I was on an excellent panel discussion a couple of days ago organised by CCAOI, about India’s Broadcast Bill which seeks to change the way online streaming services like Netflix and Amazon Prime Video are regulated, and create a framework for regulating online news in India.
The Bill is regressive and will restrict freedom on speech both in online video and online news, especially forcing content platforms and news publishers to create an internal body for censorship content before it’s made available to the public. It seeks to regulate online content in public interest which is an unreasonable and unconstitutional restriction on freedom of speech.
A few things to note…
- The Broadcast Bill exists because there is a need by the government to legitimise the regulation of streaming services that was included in the IT Rules 2021, which are illegal and not backed by law. This is probably to address court cases against the IT Rules that challenge their legality because the IT Act doesn’t enable such regulation of online streaming.

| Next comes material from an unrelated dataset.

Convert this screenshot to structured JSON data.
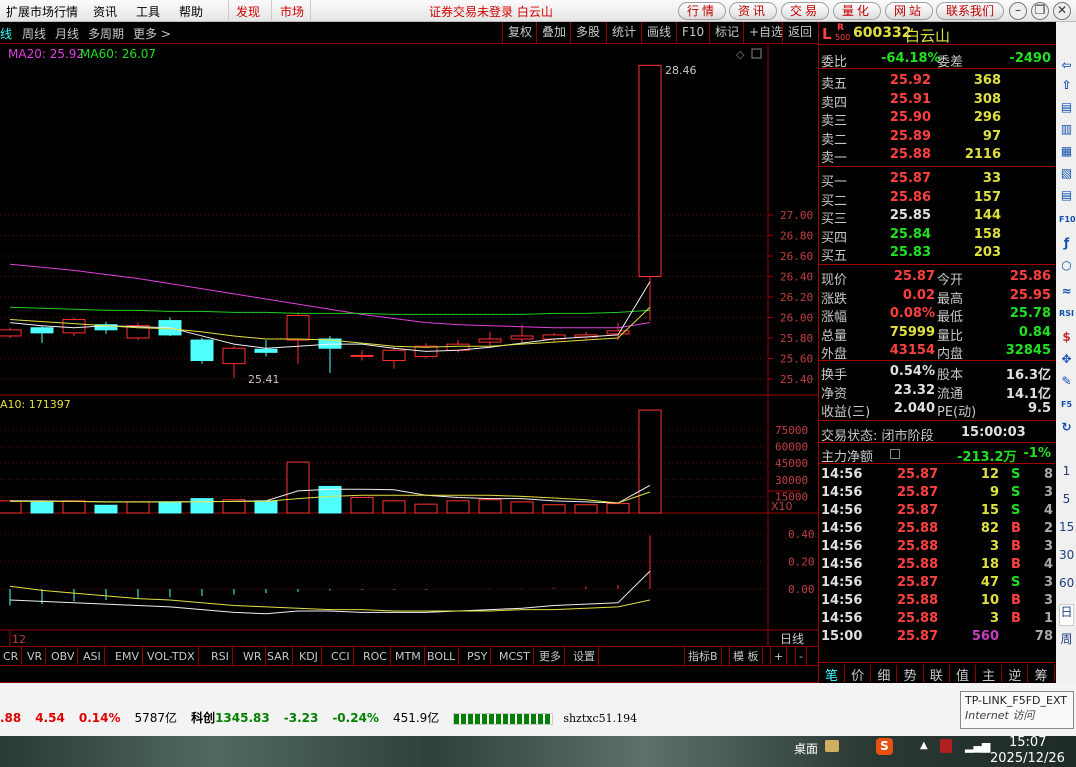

- MIB wants to ensure that it retains all jurisdiction over streaming services and online news, and other government departments like the Ministry of Health don’t start creating their own regulations. There was also a version of the Telecom Bill wherein the department of Telecom tried to take over jurisdiction of online streaming
- The Broadcast Bill will end up replacing the existing regulatory framework for online news and streaming
- Online streaming is not broadcast. It is private viewing on personal devices, and content is pulled by the user. This is censorship of private video consumption, and there’s no valid reason for this regulation.
- Content Evaluation Committees will act as private censors within media companies, and will apply to online news.
- There are 67 areas for which rules will be made. The Bill gives the executive disproportionate freedom to make rules. Expect regular rule creation from MIB if this Bill is passed. We’re seeing this with the Data Protection Bill as well, and will see it with the Digital India Act
- Expect fewer documentaries about India to be released in India once this passes, because documentaries will be screened for how they represent facts/India
- The usage of the phrase “Public Interest” for restriction of content is unconstitutional. It’s not a restriction to free speech under the Constitution of India
- The Bill is lazily worded. It expands several provisions for broadcast creative content to news content.
- We’re seeing overreach and censorship coming from “Self Regulatory Organisations” already in place, even though the IT Rules don’t require enable such censorship.
- Try applying a broadcast censorship code to online streaming and so many of your favourite shows will become unwatchable because of the nanny state.